Differences Between Oracle Database and SQL Database
There are several differences between the two databases. This article will outline the differences between these two popular databases. We will cover their syntactic structure, scalability, portability, and integration with other enterprise software. But before we get started, let’s talk about some of the features of each of these databases. If you’re confused about which one is right for you, read on to discover some of the most important features and differences.
The corresponding SQL database and Oracle Lite databases support the same underlying language, which is SQL. However, Oracle Lite has some differences. While stored functions return a value to the environment, procedures do not. To create a new procedure, type CREATE PROCEDURE. To drop a procedure, type DROP PROCEDURE. The arguments for the Create Procedure command are shown in Table 4-19. The NOT NULL clause will create a new column containing null values.
When comparing the two databases, it is important to understand the differences in syntax. Oracle database supports transaction control, while SQL server does not. MS SQL commits each command/task as a unit, and cannot rollback changes. In contrast, Oracle treats each database connection as a separate transaction, which stores all changes in memory. The difference is significant, so you should understand these differences before deciding which database to use.
Oracle and SQL Database are both highly scalable databases. They can handle massive amounts of data without losing performance or reliability. However, there are differences between the two. SQL Server is much faster and can handle much more data, so it is important to know how to scale these databases properly. If you plan on using these two databases for mission-critical applications, it is best to consider both options. You may find that one of them is more appropriate for your application’s needs.
Both Oracle and SQL Database can scale horizontally and vertically. Vertical scaling involves moving an existing database to a larger system. Horizontal scaling requires a RAC cluster. Both methods can provide scalability, but only if the system is designed to grow horizontally. You can start with a large vertical architecture server and then use mirror servers to provide horizontal scalability. You can then add additional servers in a horizontal scaling architecture. Both databases are scalable if you follow a few basic guidelines.
If you want to use your existing application with the latest version of Oracle, SQL Database, or both, you need to ensure portability. The following steps help you do this. To enable portability, you must configure the application. In the Oracle Applications System Administrator’s Guide, you can set the profile options for a user, site, responsibility, and database. The following table lists the different options that you have. The first one, Personal Profile Values, lets you specify which local profile options are applicable for that user.

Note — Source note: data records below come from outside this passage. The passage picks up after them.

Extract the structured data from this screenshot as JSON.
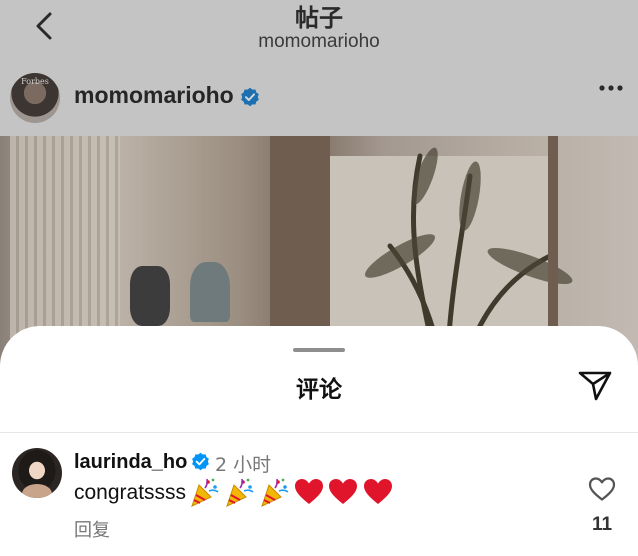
{
  "header": {
    "title": "帖子",
    "subtitle": "momomarioho"
  },
  "post": {
    "author_name": "momomarioho",
    "author_avatar_text": "Forbes",
    "verified": true
  },
  "comments_sheet": {
    "title": "评论",
    "comment": {
      "username": "laurinda_ho",
      "verified": true,
      "time": "2 小时",
      "text": "congratssss",
      "emojis": [
        "party-popper",
        "party-popper",
        "party-popper",
        "red-heart",
        "red-heart",
        "red-heart"
      ],
      "reply_label": "回复",
      "like_count": "11"
    }
  },
  "colors": {
    "verified_blue": "#0095f6",
    "heart_red": "#e0142b",
    "dim_overlay": "#c2c2c2"
  },
  "icons": {
    "back": "chevron-left-icon",
    "more": "more-dots-icon",
    "share": "paper-plane-icon",
    "like": "heart-outline-icon"
  }
}
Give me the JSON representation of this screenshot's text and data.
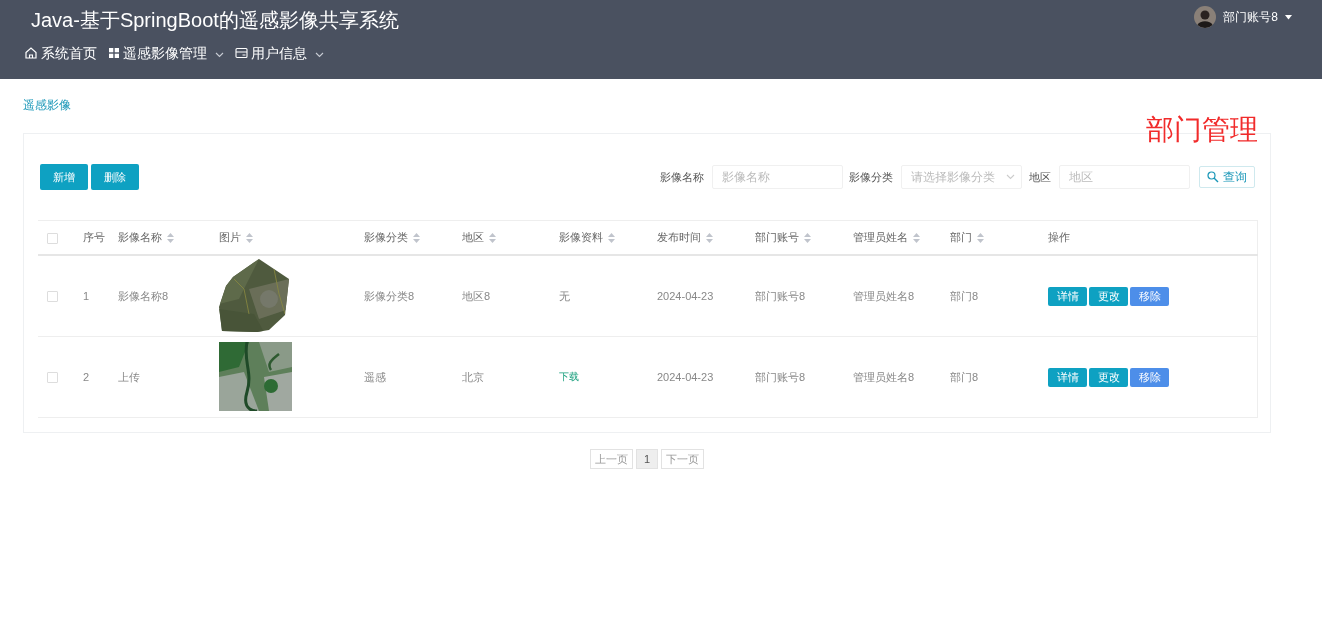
{
  "header": {
    "title": "Java-基于SpringBoot的遥感影像共享系统",
    "nav": [
      {
        "label": "系统首页",
        "dropdown": false
      },
      {
        "label": "遥感影像管理",
        "dropdown": true
      },
      {
        "label": "用户信息",
        "dropdown": true
      }
    ],
    "user": {
      "name": "部门账号8"
    }
  },
  "breadcrumb": "遥感影像",
  "overlay_caption": "部门管理",
  "toolbar": {
    "buttons": [
      "新增",
      "删除"
    ],
    "filters": [
      {
        "label": "影像名称",
        "kind": "input",
        "placeholder": "影像名称"
      },
      {
        "label": "影像分类",
        "kind": "select",
        "placeholder": "请选择影像分类"
      },
      {
        "label": "地区",
        "kind": "input",
        "placeholder": "地区"
      }
    ],
    "search_button": "查询"
  },
  "table": {
    "select_all_checked": false,
    "columns": [
      {
        "label": "序号",
        "sortable": false
      },
      {
        "label": "影像名称",
        "sortable": true
      },
      {
        "label": "图片",
        "sortable": true
      },
      {
        "label": "影像分类",
        "sortable": true
      },
      {
        "label": "地区",
        "sortable": true
      },
      {
        "label": "影像资料",
        "sortable": true
      },
      {
        "label": "发布时间",
        "sortable": true
      },
      {
        "label": "部门账号",
        "sortable": true
      },
      {
        "label": "管理员姓名",
        "sortable": true
      },
      {
        "label": "部门",
        "sortable": true
      },
      {
        "label": "操作",
        "sortable": false
      }
    ],
    "rows": [
      {
        "checked": false,
        "index": "1",
        "name": "影像名称8",
        "category": "影像分类8",
        "region": "地区8",
        "material": {
          "text": "无",
          "link": false
        },
        "published": "2024-04-23",
        "account": "部门账号8",
        "admin": "管理员姓名8",
        "department": "部门8",
        "actions": [
          {
            "label": "详情",
            "kind": "normal"
          },
          {
            "label": "更改",
            "kind": "normal"
          },
          {
            "label": "移除",
            "kind": "danger"
          }
        ]
      },
      {
        "checked": false,
        "index": "2",
        "name": "上传",
        "category": "遥感",
        "region": "北京",
        "material": {
          "text": "下载",
          "link": true
        },
        "published": "2024-04-23",
        "account": "部门账号8",
        "admin": "管理员姓名8",
        "department": "部门8",
        "actions": [
          {
            "label": "详情",
            "kind": "normal"
          },
          {
            "label": "更改",
            "kind": "normal"
          },
          {
            "label": "移除",
            "kind": "danger"
          }
        ]
      }
    ]
  },
  "pagination": {
    "prev": "上一页",
    "pages": [
      {
        "label": "1",
        "selected": true
      }
    ],
    "next": "下一页"
  }
}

If you need to log the To and From Status of an order, you can use the event manager. You should create a user-defined procedure to retrieve the required parameters and insert them into the appropriate log tables. Then, you can create a user-defined procedure that retrieves the order parameters and work item parameters and adds them to the log table. In addition, you should create a procedure that stores all the parameters of a transaction in the log table.
Integration with other enterprise software
Enterprise integration is the process of connecting systems so that information can flow easily and quickly from one system to another. By leveraging the benefits of integration, businesses can streamline their IT processes and increase agility across their business. Many vendors of TMS software claim various levels of integration with leading HRMS vendors. The extent of this integration varies by vendor and 3rd party solution. To ensure seamless integration, look for third-party certifications for their enterprise integration solution.
Integration can be achieved through point-to-point integration, which creates a common system for all modules. This type of integration also works with other enterprise software to make it easier to distribute work through a communication bus. Other software integration options include the Enterprise Service Bus, which helps applications to process data and send push notifications. It is critical for companies to integrate these programs to ensure complete enterprise automation. Here are some advantages of integration:
To make life simpler, we’ll compare datatypes between Oracle Database and SQL Server. Both databases use the same datatypes to store date and time information, but they work differently in certain cases. In SQL Server, for example, you can use TIMESTAMP WITH TIME ZONE datatypes to store values to a tenth of a second. In Oracle, TIMESTAMP WITH TIME ZONE datatypes store data normalized to the database time zone. SQL Server, on the other hand, retrieves data according to the user’s session time zone.
While the two databases use similar data types, the differences between these datatypes are often pronounced. Character data types contain alphanumeric values, which are not always available in numeric data types. Character data types, on the other hand, can hold all types of alphanumeric values. By contrast, NUMBER columns only support numeric values. Both systems use character sets, with CHAR representing byte values and BYTE indicating character semantics.
What is the Cost of Oracle Database and SQL Data Base? Both database management systems are expensive. Oracle, however, has many advantages over SQL. It is widely used and offers superior performance. Both have their benefits and drawbacks. SQL and Oracle have different licensing costs and you can choose which one best suits your requirements. To determine the cost, contact the vendors and inquire about their features. Oracle databases are cheaper, but SQL is not free.
There are numerous ways to compare their costs, including performance. The most obvious comparison is price/performance. For example, a server with four cores and four CPUs would cost $380,000 for Oracle and $114,000 for SQL. But while Oracle offers a free developer package, SQL Server is not as free. Also, you’ll have to pay for support and maintenance. You’ll want to take into account how much productivity you need your database to provide in a day.